Ray Dalio, co-chief investment officer of Bridgewater Associates, one of the world’s largest hedge funds, owns Bitcoin, but in a maintenance with CNBC On Wednesday, he demonstrated that he still doesn’t understand or believe in it as a store of value greater than gold.
Dalio believes governments can kill the distributed Bitcoin network around the world, but he hasn’t commented on how that might be possible.
“I think in the end, if it’s really successful, they’ll kill him and they’ll try to kill him.” And I think they’re going to kill him because they have ways to kill him, ”Dalio told Andrew Sorkin on CNBC“Squawk Box” at the SALT conference in New York.
While regulations for Bitcoin will surely grow in the years to come, and popular entry and exit ramps for investing may need to tighten their restrictions or shut down completely in some regions, it is impossible to stop transactions. Bitcoin.
Dalio generalized: “You have El Salvador taking care of it and you have India and China getting rid of it. And you have the United States discussing how to regulate it and it could still be controlled. ”
Dalio’s statement grossly underestimated the fact that El Salvador adopted Bitcoin as legal tender, putting Bitcoin in direct competition with the dollar as its currency in that country. It’s important to note that while Bitcoin is arguably the strongest asset in the world, the dollar maintains its hold as the world’s strongest currency.
Additionally, China hasn’t gotten rid of Bitcoin at all. They recently banned Bitcoin mining, which turned out to be a rather ill-conceived attack on the network, resulting in the removal of China as a serious contender for Bitcoin’s global hash rate.
During the interview, Dalio also said that Bitcoin has no intrinsic value. This is a fundamental flaw in the thinking of many mainstream investors and Keynesian economists. Nothing has intrinsic value. Objective value does not exist. The value is completely subjective, as most Bitcoiners would readily admit.
The idea that value is subjective is often echoed by economists who try to create constant measures where there really are none. This misunderstanding stems from the envy of physics. It comes from Keynesian economists who claim economics is hard science. It’s not.
“There are so many things in a historical perspective that had no intrinsic value and that had perceived value. And then it got hot and it got cold. It could be anyway. You just have to know what it is. It could be tulips in Holland, ”said Dalio.
Still, the lack of knowledge hasn’t stopped the billionaire investor from buying Bitcoin as a hedge against inflation, which would indicate that he understands that Bitcoin is one, if not the best store of value in the space. , time and scale.

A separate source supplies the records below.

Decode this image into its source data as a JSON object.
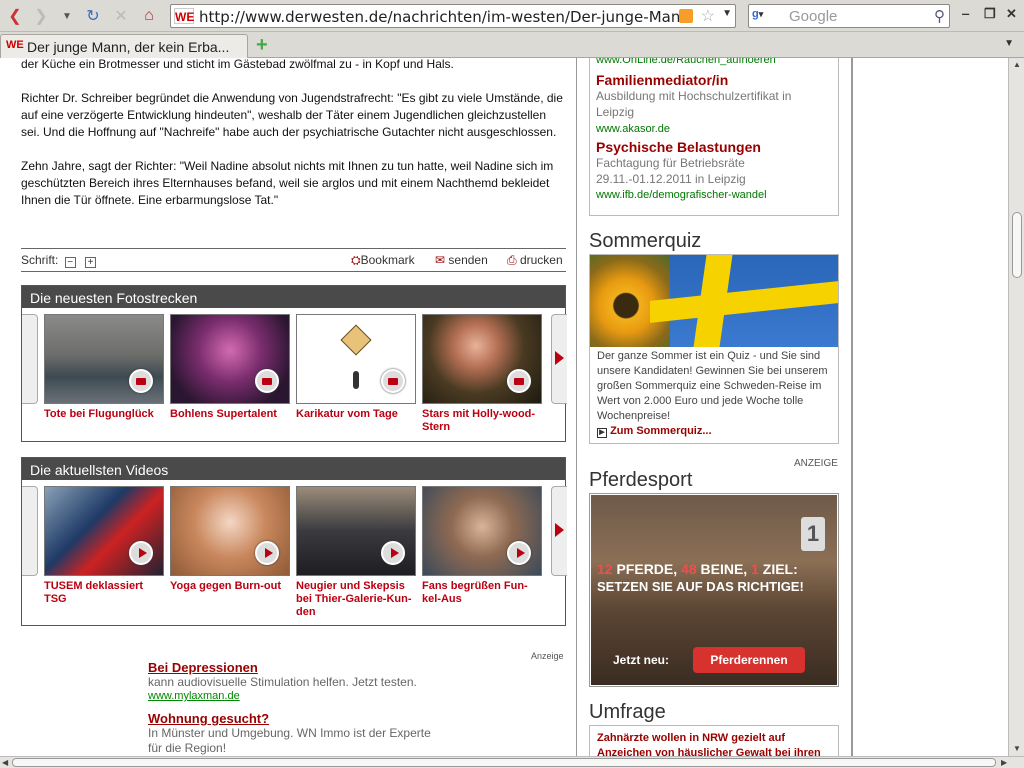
{
  "browser": {
    "url": "http://www.derwesten.de/nachrichten/im-westen/Der-junge-Mann-der-",
    "site_icon": "WE",
    "search_placeholder": "Google",
    "tab_title": "Der junge Mann, der kein Erba...",
    "tab_icon": "WE"
  },
  "article": {
    "para1": "der Küche ein Brotmesser und sticht im Gästebad zwölfmal zu - in Kopf und Hals.",
    "para2": "Richter Dr. Schreiber begründet die Anwendung von Jugendstrafrecht: \"Es gibt zu viele Umstände, die auf eine verzögerte Entwicklung hindeuten\", weshalb der Täter einem Jugendlichen gleichzustellen sei. Und die Hoffnung auf \"Nachreife\" habe auch der psychiatrische Gutachter nicht ausgeschlossen.",
    "para3": "Zehn Jahre, sagt der Richter: \"Weil Nadine absolut nichts mit Ihnen zu tun hatte, weil Nadine sich im geschützten Bereich ihres Elternhauses befand, weil sie arglos und mit einem Nachthemd bekleidet Ihnen die Tür öffnete. Eine erbarmungslose Tat.\""
  },
  "toolbar": {
    "schrift_label": "Schrift:",
    "minus": "−",
    "plus": "+",
    "bookmark": "Bookmark",
    "senden": "senden",
    "drucken": "drucken"
  },
  "fotostrecken": {
    "title": "Die neuesten Fotostrecken",
    "items": [
      {
        "caption": "Tote bei Flugunglück"
      },
      {
        "caption": "Bohlens Supertalent"
      },
      {
        "caption": "Karikatur vom Tage"
      },
      {
        "caption": "Stars mit Holly-wood-Stern"
      }
    ]
  },
  "videos": {
    "title": "Die aktuellsten Videos",
    "items": [
      {
        "caption": "TUSEM deklassiert TSG"
      },
      {
        "caption": "Yoga gegen Burn-out"
      },
      {
        "caption": "Neugier und Skepsis bei Thier-Galerie-Kun-den"
      },
      {
        "caption": "Fans begrüßen Fun-kel-Aus"
      }
    ]
  },
  "ads_left": {
    "label": "Anzeige",
    "items": [
      {
        "title": "Bei Depressionen",
        "desc": "kann audiovisuelle Stimulation helfen. Jetzt testen.",
        "url": "www.mylaxman.de"
      },
      {
        "title": "Wohnung gesucht?",
        "desc": "In Münster und Umgebung. WN Immo ist der Experte für die Region!"
      }
    ]
  },
  "right": {
    "top_url": "www.OnLine.de/Rauchen_aufhoeren",
    "ad1": {
      "title": "Familienmediator/in",
      "desc": "Ausbildung mit Hochschulzertifikat in Leipzig",
      "url": "www.akasor.de"
    },
    "ad2": {
      "title": "Psychische Belastungen",
      "desc": "Fachtagung für Betriebsräte 29.11.-01.12.2011 in Leipzig",
      "url": "www.ifb.de/demografischer-wandel"
    },
    "sommerquiz": {
      "heading": "Sommerquiz",
      "text": "Der ganze Sommer ist ein Quiz - und Sie sind unsere Kandidaten! Gewinnen Sie bei unserem großen Sommerquiz eine Schweden-Reise im Wert von 2.000 Euro und jede Woche tolle Wochenpreise!",
      "link": "Zum Sommerquiz..."
    },
    "anzeige": "ANZEIGE",
    "pferdesport": {
      "heading": "Pferdesport",
      "banner_line1_n1": "12",
      "banner_line1_t1": " PFERDE, ",
      "banner_line1_n2": "48",
      "banner_line1_t2": " BEINE, ",
      "banner_line1_n3": "1",
      "banner_line1_t3": " ZIEL:",
      "banner_line2": "SETZEN SIE AUF DAS RICHTIGE!",
      "jetzt": "Jetzt neu:",
      "button": "Pferderennen",
      "number": "1"
    },
    "umfrage": {
      "heading": "Umfrage",
      "question": "Zahnärzte wollen in NRW gezielt auf Anzeichen von häuslicher Gewalt bei ihren"
    }
  }
}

“I think it is worth considering all the alternatives to cash and all the alternatives to other financial assets. Bitcoin is one possibility. I have a certain amount of money in bitcoin.
In conclusion, Dalio admitted: “It is an incredible accomplishment to have brought [Bitcoin] from where this programming occurred to where it stands through the test of time.
Still, the investor made it clear that he believes gold is a better store of value.
“If you put a gun to my head and say, ‘I can only have one,'” said Dalio in another interview with CNBC, “I would choose gold.”
Why he is wrong
While gold has always been a hedge against fiat inflation, bitcoiners believe that Bitcoin has subsumed gold in its functions, virtues, and necessity.
Bitcoin is more salable in space, time and scale than gold. Bitcoin’s issuance will stop at 21 million coins, while gold will be mined until none exists anywhere in the universe. The only thing limiting the inflation of the gold supply is the amount of resources we devote to the task of mining it, and on that front we’ve barely scratched the surface of the earth.
One explanation for Dalio holding gold on Bitcoin as a store of value is a mistaken belief that Bitcoin will simply be banned by the US government. Bitcoin as a network and currency, however, is resistant to government capture, unlike gold.
Indeed, as we have seen time and time again in China and India, Bitcoin can be regulated, but it cannot be stopped. Governments have no control over the protocol and no power to stop, modify or confiscate Bitcoin transactions.
At the same time, the physical nature of gold and the inability to store it safely make it easily confiscable by third parties and governments. Note that all standard good delivery gold bars must be held by a third party to be recognized as valid, and the vast majority of investor gold is held in banks.
As of now, Dalio just doesn’t view Bitcoin as a store of value, which is arguably his strongest and one of his most obvious virtues:
“I just think of it as diversification,” he said.